_What this task involves_:
Find the string "data" in the listing and report every line that has it.
--
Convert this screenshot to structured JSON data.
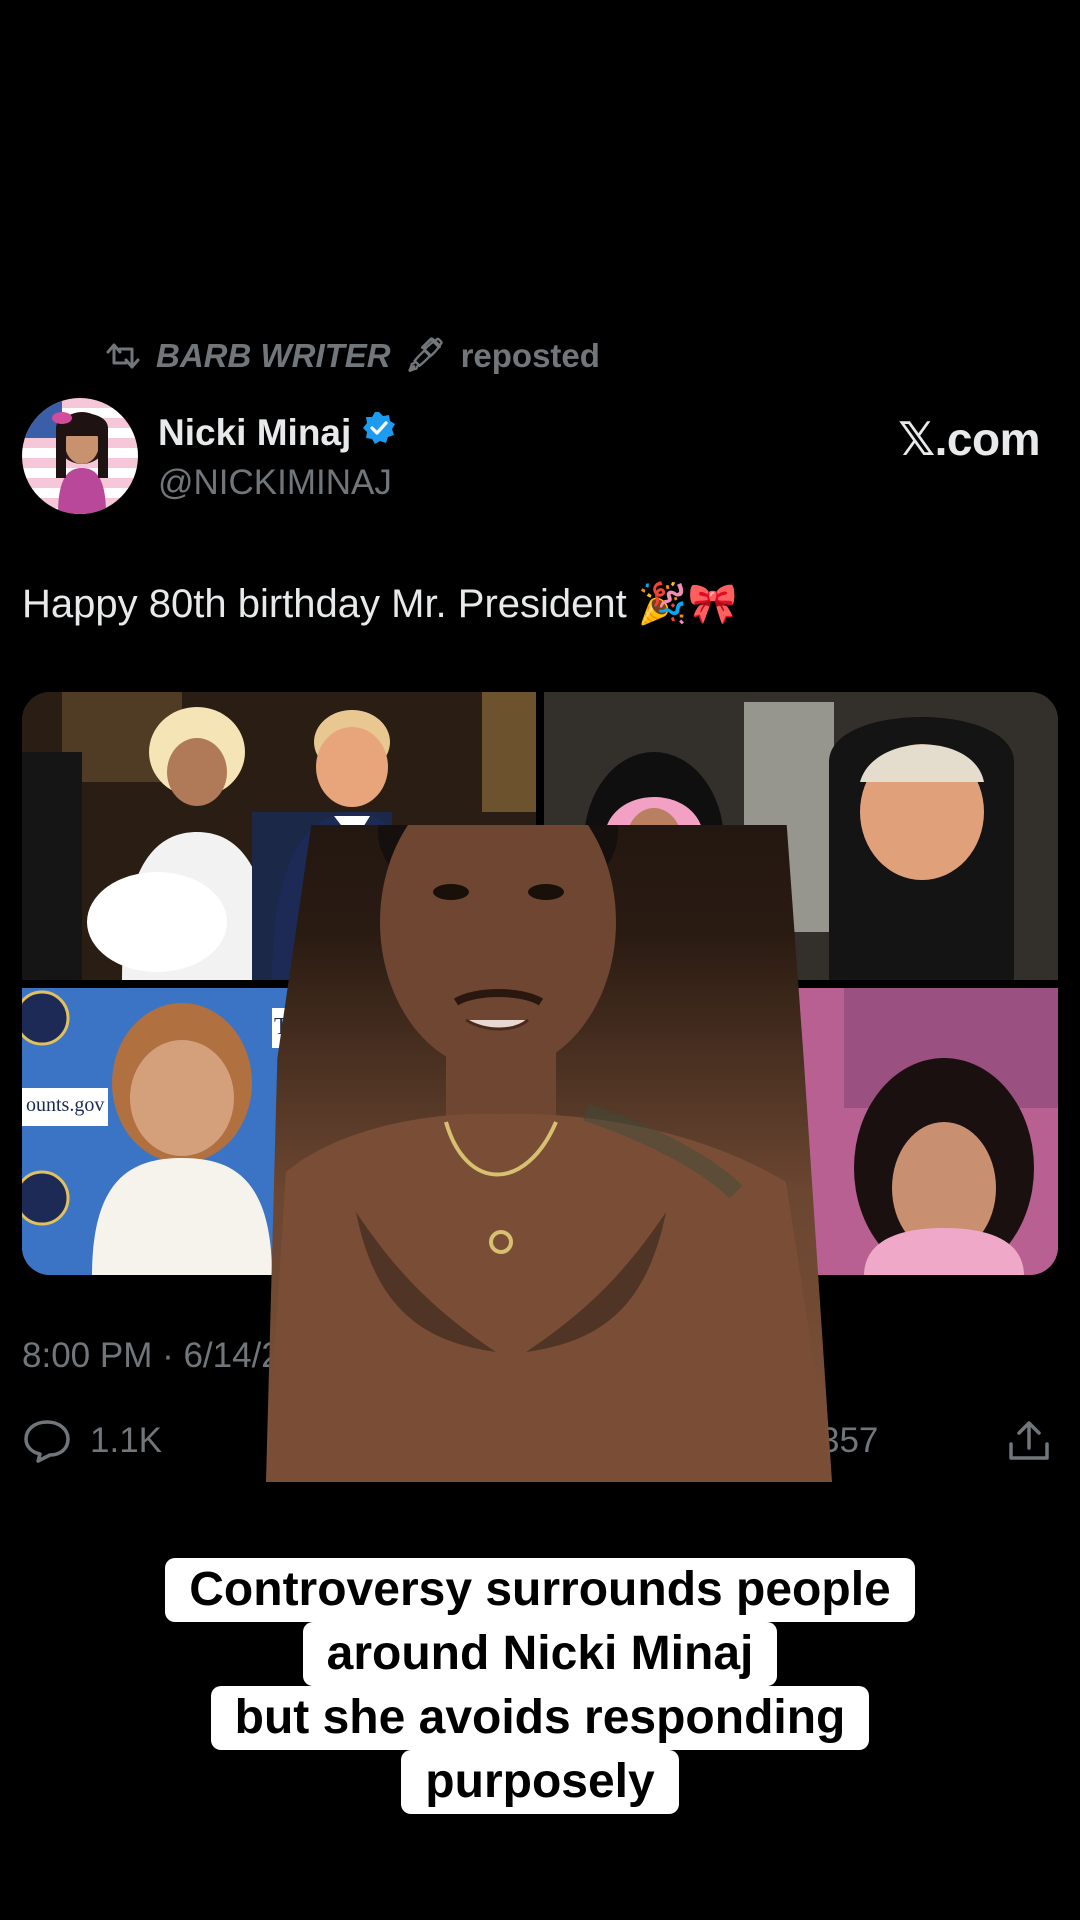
{
  "repost": {
    "reposter_name": "BARB WRITER",
    "reposter_emoji": "🖋",
    "action": "reposted",
    "icon": "repost-icon"
  },
  "author": {
    "name": "Nicki Minaj",
    "handle": "@NICKIMINAJ",
    "verified_icon": "verified-badge-icon",
    "verified_color": "#1d9bf0"
  },
  "site_label": "𝕏.com",
  "tweet": {
    "text": "Happy 80th birthday Mr. President 🎉🎀",
    "timestamp": "8:00 PM · 6/14/2"
  },
  "media": {
    "photo_1_sign": "Tru",
    "photo_3_sign": "ounts.gov"
  },
  "actions": {
    "reply_count": "1.1K",
    "bookmark_count": "357",
    "icons": [
      "reply-icon",
      "bookmark-icon",
      "share-icon"
    ]
  },
  "caption": {
    "lines": [
      "Controversy surrounds people",
      "around Nicki Minaj",
      "but she avoids responding",
      "purposely"
    ]
  },
  "colors": {
    "background": "#000000",
    "text_primary": "#e7e9ea",
    "text_secondary": "#71767b",
    "caption_bg": "#ffffff",
    "caption_text": "#000000"
  }
}
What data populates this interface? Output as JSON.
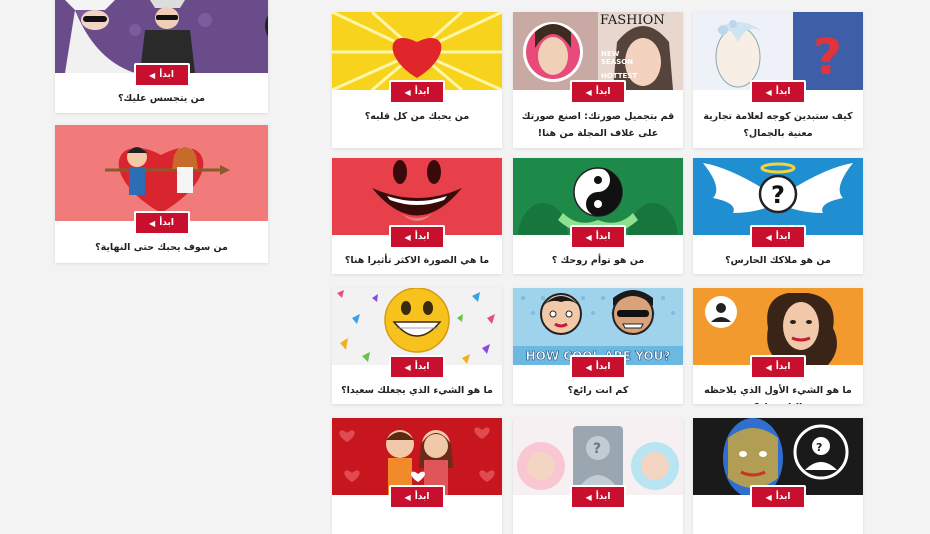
{
  "start_label": "ابدأ",
  "colors": {
    "accent": "#c8102e",
    "page_bg": "#f3f3f3"
  },
  "sidebar_cards": [
    {
      "title": "من يتجسس عليك؟",
      "thumb": "spy-thumbnail"
    },
    {
      "title": "من سوف يحبك حتى النهاية؟",
      "thumb": "love-couple-heart-thumbnail"
    }
  ],
  "grid_cards": [
    {
      "title": "كيف ستبدين كوجه لعلامة تجارية معنية بالجمال؟",
      "thumb": "woman-question-mark-thumbnail"
    },
    {
      "title": "قم بتجميل صورتك: اصنع صورتك على غلاف المجلة من هنا!",
      "thumb": "fashion-magazine-thumbnail",
      "overlay_text": [
        "FASHION",
        "NEW",
        "SEASON",
        "HOTTEST"
      ]
    },
    {
      "title": "من يحبك من كل قلبه؟",
      "thumb": "heart-sunburst-thumbnail"
    },
    {
      "title": "من هو ملاكك الحارس؟",
      "thumb": "angel-wings-thumbnail"
    },
    {
      "title": "من هو توأم روحك ؟",
      "thumb": "yin-yang-thumbnail"
    },
    {
      "title": "ما هي الصورة الاكثر تأثيرا هنا؟",
      "thumb": "red-smiley-thumbnail"
    },
    {
      "title": "ما هو الشيء الأول الذي يلاحظه الناس بك؟",
      "thumb": "woman-silhouette-thumbnail"
    },
    {
      "title": "كم انت رائع؟",
      "thumb": "pop-art-thumbnail",
      "overlay_text": [
        "HOW COOL ARE YOU?"
      ]
    },
    {
      "title": "ما هو الشيء الذي يجعلك سعيدا؟",
      "thumb": "yellow-smiley-thumbnail"
    },
    {
      "title": "",
      "thumb": "painted-face-thumbnail"
    },
    {
      "title": "",
      "thumb": "babies-thumbnail"
    },
    {
      "title": "",
      "thumb": "couple-hearts-thumbnail"
    }
  ]
}
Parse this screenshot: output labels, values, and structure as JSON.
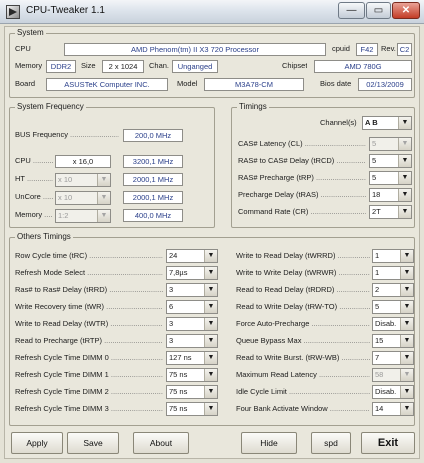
{
  "window": {
    "title": "CPU-Tweaker 1.1",
    "min": "—",
    "max": "▭",
    "close": "✕"
  },
  "system": {
    "group_title": "System",
    "cpu_label": "CPU",
    "cpu_value": "AMD Phenom(tm) II X3 720 Processor",
    "cpuid_label": "cpuid",
    "cpuid_value": "F42",
    "rev_label": "Rev.",
    "rev_value": "C2",
    "memory_label": "Memory",
    "memory_type": "DDR2",
    "size_label": "Size",
    "size_value": "2 x 1024",
    "chan_label": "Chan.",
    "chan_value": "Unganged",
    "chipset_label": "Chipset",
    "chipset_value": "AMD 780G",
    "board_label": "Board",
    "board_value": "ASUSTeK Computer INC.",
    "model_label": "Model",
    "model_value": "M3A78-CM",
    "bios_label": "Bios date",
    "bios_value": "02/13/2009"
  },
  "freq": {
    "group_title": "System Frequency",
    "bus_label": "BUS Frequency",
    "bus_value": "200,0 MHz",
    "cpu_label": "CPU",
    "cpu_mult": "x 16,0",
    "cpu_value": "3200,1 MHz",
    "ht_label": "HT",
    "ht_mult": "x 10",
    "ht_value": "2000,1 MHz",
    "uncore_label": "UnCore",
    "uncore_mult": "x 10",
    "uncore_value": "2000,1 MHz",
    "memory_label": "Memory",
    "memory_ratio": "1:2",
    "memory_value": "400,0 MHz"
  },
  "timings": {
    "group_title": "Timings",
    "channels_label": "Channel(s)",
    "channels_value": "A  B",
    "rows": [
      {
        "label": "CAS# Latency (CL)",
        "value": "5"
      },
      {
        "label": "RAS# to CAS# Delay (tRCD)",
        "value": "5"
      },
      {
        "label": "RAS# Precharge (tRP)",
        "value": "5"
      },
      {
        "label": "Precharge Delay (tRAS)",
        "value": "18"
      },
      {
        "label": "Command Rate (CR)",
        "value": "2T"
      }
    ]
  },
  "others": {
    "group_title": "Others Timings",
    "left": [
      {
        "label": "Row Cycle time (tRC)",
        "value": "24"
      },
      {
        "label": "Refresh Mode Select",
        "value": "7,8µs"
      },
      {
        "label": "Ras# to Ras# Delay (tRRD)",
        "value": "3"
      },
      {
        "label": "Write Recovery time (tWR)",
        "value": "6"
      },
      {
        "label": "Write to Read Delay (tWTR)",
        "value": "3"
      },
      {
        "label": "Read to Precharge (tRTP)",
        "value": "3"
      },
      {
        "label": "Refresh Cycle Time  DIMM 0",
        "value": "127 ns"
      },
      {
        "label": "Refresh Cycle Time  DIMM 1",
        "value": "75 ns"
      },
      {
        "label": "Refresh Cycle Time  DIMM 2",
        "value": "75 ns"
      },
      {
        "label": "Refresh Cycle Time  DIMM 3",
        "value": "75 ns"
      }
    ],
    "right": [
      {
        "label": "Write to Read Delay (tWRRD)",
        "value": "1"
      },
      {
        "label": "Write to Write Delay (tWRWR)",
        "value": "1"
      },
      {
        "label": "Read to Read Delay (tRDRD)",
        "value": "2"
      },
      {
        "label": "Read to Write Delay (tRW-TO)",
        "value": "5"
      },
      {
        "label": "Force Auto-Precharge",
        "value": "Disab."
      },
      {
        "label": "Queue Bypass Max",
        "value": "15"
      },
      {
        "label": "Read to Write Burst. (tRW-WB)",
        "value": "7"
      },
      {
        "label": "Maximum Read Latency",
        "value": "58"
      },
      {
        "label": "Idle Cycle Limit",
        "value": "Disab."
      },
      {
        "label": "Four Bank Activate Window",
        "value": "14"
      }
    ]
  },
  "buttons": {
    "apply": "Apply",
    "save": "Save",
    "about": "About",
    "hide": "Hide",
    "spd": "spd",
    "exit": "Exit"
  },
  "icons": {
    "dropdown": "▼"
  }
}
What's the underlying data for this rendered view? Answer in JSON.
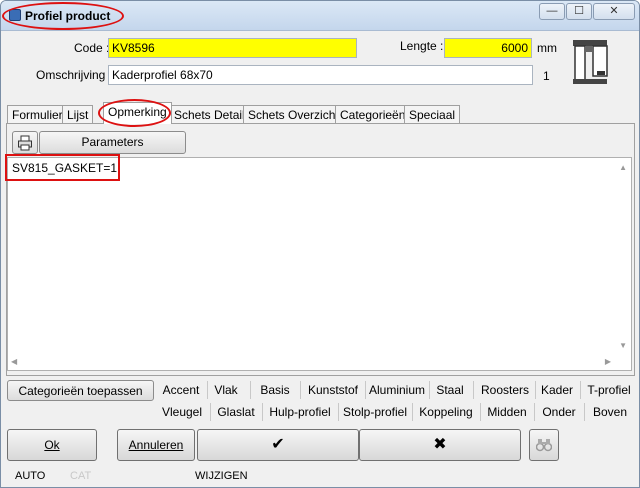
{
  "window": {
    "title": "Profiel product",
    "controls": {
      "minimize": "—",
      "maximize": "☐",
      "close": "✕"
    }
  },
  "form": {
    "code_label": "Code :",
    "code_value": "KV8596",
    "lengte_label": "Lengte :",
    "lengte_value": "6000",
    "lengte_unit": "mm",
    "omschrijving_label": "Omschrijving :",
    "omschrijving_value": "Kaderprofiel 68x70",
    "counter": "1"
  },
  "tabs": [
    {
      "label": "Formulier"
    },
    {
      "label": "Lijst"
    },
    {
      "label": "Opmerking"
    },
    {
      "label": "Schets Detail"
    },
    {
      "label": "Schets Overzicht"
    },
    {
      "label": "Categorieën"
    },
    {
      "label": "Speciaal"
    }
  ],
  "opmerking": {
    "print_icon": "printer-icon",
    "parameters_label": "Parameters",
    "text": "SV815_GASKET=1"
  },
  "categories": {
    "apply_label": "Categorieën toepassen",
    "row1": [
      "Accent",
      "Vlak",
      "Basis",
      "Kunststof",
      "Aluminium",
      "Staal",
      "Roosters",
      "Kader",
      "T-profiel"
    ],
    "row2": [
      "Vleugel",
      "Glaslat",
      "Hulp-profiel",
      "Stolp-profiel",
      "Koppeling",
      "Midden",
      "Onder",
      "Boven"
    ]
  },
  "buttons": {
    "ok": "Ok",
    "annuleren": "Annuleren",
    "confirm_icon": "✔",
    "cancel_icon": "✖",
    "search_icon": "binoculars-icon"
  },
  "status": {
    "mode": "AUTO",
    "cat": "CAT",
    "action": "WIJZIGEN"
  },
  "colors": {
    "highlight_yellow": "#ffff00",
    "annotation_red": "#dd1111"
  }
}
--
_Written solution_:
Convert this screenshot to structured JSON data.
What data populates this interface? Output as JSON.
What's the underlying data for this rendered view? Answer in JSON.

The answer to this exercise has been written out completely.